    Imagine the answer. And then imagine the person who knows what will transpire between mid-February and early June adding, "Oh, and one of the most important and, depending on the type of person you are, stressful decisions you'll make on multiple occasions each day is whether or not to wear your mask."

    And, then, POOF!, he's gone. And you're left looking at each other through perplexed eyes, wondering why anyone would be concerned with wearing a mask when Halloween is many months away.

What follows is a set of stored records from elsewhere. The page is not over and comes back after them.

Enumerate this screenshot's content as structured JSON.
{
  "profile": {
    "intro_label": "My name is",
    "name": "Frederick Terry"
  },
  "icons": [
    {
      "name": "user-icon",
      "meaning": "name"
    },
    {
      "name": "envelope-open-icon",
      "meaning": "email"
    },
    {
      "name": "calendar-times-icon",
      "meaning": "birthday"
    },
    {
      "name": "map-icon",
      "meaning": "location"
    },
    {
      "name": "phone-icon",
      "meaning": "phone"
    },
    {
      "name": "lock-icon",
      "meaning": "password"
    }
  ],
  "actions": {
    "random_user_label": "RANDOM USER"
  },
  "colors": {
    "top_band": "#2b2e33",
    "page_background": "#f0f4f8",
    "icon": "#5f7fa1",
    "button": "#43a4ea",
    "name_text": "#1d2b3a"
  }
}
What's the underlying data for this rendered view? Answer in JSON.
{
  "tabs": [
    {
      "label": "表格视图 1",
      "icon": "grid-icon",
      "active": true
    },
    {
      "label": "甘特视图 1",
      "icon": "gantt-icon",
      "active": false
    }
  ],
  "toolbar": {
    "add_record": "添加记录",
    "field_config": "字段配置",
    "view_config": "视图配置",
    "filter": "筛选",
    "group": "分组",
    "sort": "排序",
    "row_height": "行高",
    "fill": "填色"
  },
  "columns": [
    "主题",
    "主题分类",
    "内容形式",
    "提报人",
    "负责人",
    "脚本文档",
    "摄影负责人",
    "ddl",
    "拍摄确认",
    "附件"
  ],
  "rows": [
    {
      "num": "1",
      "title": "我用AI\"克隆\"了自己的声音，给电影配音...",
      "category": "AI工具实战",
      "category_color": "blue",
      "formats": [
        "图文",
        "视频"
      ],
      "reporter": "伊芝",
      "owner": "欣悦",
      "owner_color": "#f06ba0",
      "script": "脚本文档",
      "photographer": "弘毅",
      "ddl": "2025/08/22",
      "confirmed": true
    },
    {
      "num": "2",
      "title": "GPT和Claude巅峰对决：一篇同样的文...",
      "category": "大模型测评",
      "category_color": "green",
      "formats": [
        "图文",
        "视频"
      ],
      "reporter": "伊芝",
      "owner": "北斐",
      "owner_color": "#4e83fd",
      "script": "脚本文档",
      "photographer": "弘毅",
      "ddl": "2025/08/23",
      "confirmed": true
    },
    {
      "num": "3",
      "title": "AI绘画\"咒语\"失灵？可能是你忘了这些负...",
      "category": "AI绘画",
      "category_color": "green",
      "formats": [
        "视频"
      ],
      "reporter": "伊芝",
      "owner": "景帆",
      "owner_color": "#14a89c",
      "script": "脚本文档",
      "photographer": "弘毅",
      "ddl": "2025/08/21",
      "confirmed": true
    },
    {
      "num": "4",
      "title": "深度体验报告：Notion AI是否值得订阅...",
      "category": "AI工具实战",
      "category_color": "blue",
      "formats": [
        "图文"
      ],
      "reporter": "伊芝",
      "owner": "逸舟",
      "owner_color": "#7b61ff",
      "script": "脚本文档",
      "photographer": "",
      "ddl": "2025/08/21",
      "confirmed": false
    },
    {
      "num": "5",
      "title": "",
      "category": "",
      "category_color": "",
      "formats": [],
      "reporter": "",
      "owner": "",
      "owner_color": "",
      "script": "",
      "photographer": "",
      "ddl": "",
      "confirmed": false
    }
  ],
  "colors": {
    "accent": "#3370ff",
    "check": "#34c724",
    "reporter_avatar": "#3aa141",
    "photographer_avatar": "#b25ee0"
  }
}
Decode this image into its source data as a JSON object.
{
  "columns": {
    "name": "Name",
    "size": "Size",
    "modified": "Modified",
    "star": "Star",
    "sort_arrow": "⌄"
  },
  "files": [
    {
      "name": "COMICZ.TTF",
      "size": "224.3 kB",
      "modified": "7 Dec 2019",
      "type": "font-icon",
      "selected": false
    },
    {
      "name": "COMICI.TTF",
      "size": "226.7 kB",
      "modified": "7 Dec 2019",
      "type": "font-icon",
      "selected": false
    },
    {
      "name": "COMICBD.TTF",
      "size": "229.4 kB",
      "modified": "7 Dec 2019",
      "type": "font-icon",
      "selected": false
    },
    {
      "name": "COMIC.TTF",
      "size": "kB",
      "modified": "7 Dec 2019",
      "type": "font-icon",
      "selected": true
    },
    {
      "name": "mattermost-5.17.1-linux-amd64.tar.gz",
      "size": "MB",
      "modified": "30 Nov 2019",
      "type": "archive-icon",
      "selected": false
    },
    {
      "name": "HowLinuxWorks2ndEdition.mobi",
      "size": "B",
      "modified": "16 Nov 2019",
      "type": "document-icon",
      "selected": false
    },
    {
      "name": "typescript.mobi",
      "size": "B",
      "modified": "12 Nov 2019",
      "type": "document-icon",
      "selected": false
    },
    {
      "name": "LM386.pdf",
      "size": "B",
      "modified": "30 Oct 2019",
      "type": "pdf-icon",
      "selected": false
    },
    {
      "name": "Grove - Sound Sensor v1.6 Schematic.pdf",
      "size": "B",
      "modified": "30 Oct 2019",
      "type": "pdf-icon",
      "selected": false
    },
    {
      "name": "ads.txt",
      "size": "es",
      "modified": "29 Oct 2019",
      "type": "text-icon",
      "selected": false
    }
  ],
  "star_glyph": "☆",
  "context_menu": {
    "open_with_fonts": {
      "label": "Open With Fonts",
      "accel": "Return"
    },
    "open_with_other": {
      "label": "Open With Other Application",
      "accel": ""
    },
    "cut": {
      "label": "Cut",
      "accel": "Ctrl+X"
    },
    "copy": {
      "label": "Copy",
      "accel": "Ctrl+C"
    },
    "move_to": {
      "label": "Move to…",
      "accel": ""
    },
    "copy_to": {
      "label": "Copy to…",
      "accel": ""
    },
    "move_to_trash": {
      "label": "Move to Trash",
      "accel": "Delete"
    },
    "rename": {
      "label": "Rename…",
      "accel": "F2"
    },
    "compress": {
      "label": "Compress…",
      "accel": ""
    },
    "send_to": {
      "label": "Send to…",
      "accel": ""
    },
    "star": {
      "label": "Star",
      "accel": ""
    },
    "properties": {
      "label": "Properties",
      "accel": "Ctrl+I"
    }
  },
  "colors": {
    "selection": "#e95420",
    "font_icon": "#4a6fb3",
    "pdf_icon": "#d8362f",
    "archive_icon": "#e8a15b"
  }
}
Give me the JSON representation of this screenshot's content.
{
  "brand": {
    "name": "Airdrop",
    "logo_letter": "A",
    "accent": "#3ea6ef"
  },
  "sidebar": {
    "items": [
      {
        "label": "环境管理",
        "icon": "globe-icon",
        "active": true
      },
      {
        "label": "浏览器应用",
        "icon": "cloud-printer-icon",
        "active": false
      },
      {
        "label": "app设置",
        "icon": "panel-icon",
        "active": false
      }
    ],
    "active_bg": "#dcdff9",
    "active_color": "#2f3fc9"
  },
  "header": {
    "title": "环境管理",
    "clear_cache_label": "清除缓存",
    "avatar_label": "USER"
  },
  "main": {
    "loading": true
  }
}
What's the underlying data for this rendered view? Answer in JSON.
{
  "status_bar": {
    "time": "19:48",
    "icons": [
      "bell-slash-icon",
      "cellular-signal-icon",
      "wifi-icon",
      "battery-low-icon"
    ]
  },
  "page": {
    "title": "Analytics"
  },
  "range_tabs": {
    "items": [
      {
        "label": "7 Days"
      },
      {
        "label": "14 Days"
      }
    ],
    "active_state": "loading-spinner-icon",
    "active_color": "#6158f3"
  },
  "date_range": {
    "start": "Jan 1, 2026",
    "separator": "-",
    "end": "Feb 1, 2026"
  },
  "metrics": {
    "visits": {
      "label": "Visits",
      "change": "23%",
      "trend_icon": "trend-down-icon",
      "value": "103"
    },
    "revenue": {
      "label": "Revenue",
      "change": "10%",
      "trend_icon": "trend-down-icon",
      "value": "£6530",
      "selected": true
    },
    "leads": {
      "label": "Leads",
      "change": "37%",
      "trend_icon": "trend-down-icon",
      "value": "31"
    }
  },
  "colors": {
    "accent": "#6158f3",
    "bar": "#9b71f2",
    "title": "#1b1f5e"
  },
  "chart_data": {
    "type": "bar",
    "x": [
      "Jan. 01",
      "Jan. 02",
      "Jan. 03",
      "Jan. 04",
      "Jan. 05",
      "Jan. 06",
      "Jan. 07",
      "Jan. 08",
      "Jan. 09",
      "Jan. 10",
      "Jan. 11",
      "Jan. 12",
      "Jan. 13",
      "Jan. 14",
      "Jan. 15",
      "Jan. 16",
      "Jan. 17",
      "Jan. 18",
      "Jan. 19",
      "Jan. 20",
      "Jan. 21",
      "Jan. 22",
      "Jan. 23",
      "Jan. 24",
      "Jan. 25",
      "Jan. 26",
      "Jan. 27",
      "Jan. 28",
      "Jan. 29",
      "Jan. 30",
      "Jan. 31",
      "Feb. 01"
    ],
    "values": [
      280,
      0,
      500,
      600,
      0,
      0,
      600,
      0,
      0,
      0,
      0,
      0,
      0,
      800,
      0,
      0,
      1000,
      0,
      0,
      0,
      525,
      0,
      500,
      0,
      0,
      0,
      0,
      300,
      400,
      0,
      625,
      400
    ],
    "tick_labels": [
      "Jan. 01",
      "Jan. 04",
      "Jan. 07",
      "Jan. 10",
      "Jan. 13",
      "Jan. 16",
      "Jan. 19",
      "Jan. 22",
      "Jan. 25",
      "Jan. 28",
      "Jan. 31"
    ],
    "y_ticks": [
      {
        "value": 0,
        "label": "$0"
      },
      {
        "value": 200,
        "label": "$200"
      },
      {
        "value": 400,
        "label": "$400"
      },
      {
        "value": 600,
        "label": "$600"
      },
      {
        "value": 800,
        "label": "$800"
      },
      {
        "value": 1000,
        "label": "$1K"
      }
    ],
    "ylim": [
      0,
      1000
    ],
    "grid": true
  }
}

    Mask politics. I'm guilty as charged, your honor. But not for the reasons that are getting all the attention. I may have been hesitant in recent weeks to put on my mask when entering a store, but it's not because it made me feel emasculated...you know, like less than a 100% tough guy not afraid to breathe in the potentially deadly air, and then exhale it. It's not because I wanted to avoid coming across as some sort of "snowflake" that would glimmer like a beacon in the night for some MAGA Trumpster to lob insults at.

    It just felt weird. For 50 years I couldn't recall ever wearing a mask that didn't involve costume parties and trick-or-treating and candy on the last day of October, and now I'm supposed to put on one to protect my air space from others, and their air space from me?

    My wife and I were proactive, at least, in our preparation. We purchased two hand-crafted, legitimate masks, and when we went out, they were with us, in the vehicle. And when we arrived someplace, we'd exit the vehicle with our masks in hand. But, then, when we went into the hardware store or the grocery store or wherever, we'd sort of gauge the room. Mask-wearers in the majority? The minority? Whichever it was, we became sheep and went with the flock. If it was closer to 50/50, we sided with the maskless.

    But no more of that silliness. A long weekend in Duluth was all it took. Every place of business we patronized over those four days, faces covered by masks significantly outnumbered those not covered, and it became easier and easier to simply hook the straps behind our ears and do the smart thing.

    Soon, it felt good, almost empowering. Staff at each stop were fully masked, so why couldn’t we as their customers show the same respect and care?

    Then I started noticing the non-masked, and it was, for me, like looking in the mirror a few weeks ago. The guilt just below the surface. Maybe even a tinge of shame?

    I wanted to enthusiastically embrace them and say, “I’ve been you, brother!” (Or Sister.) But every time I tried to say anything my sunglasses fogged up.

    But, hey, a small price to pay, am I right?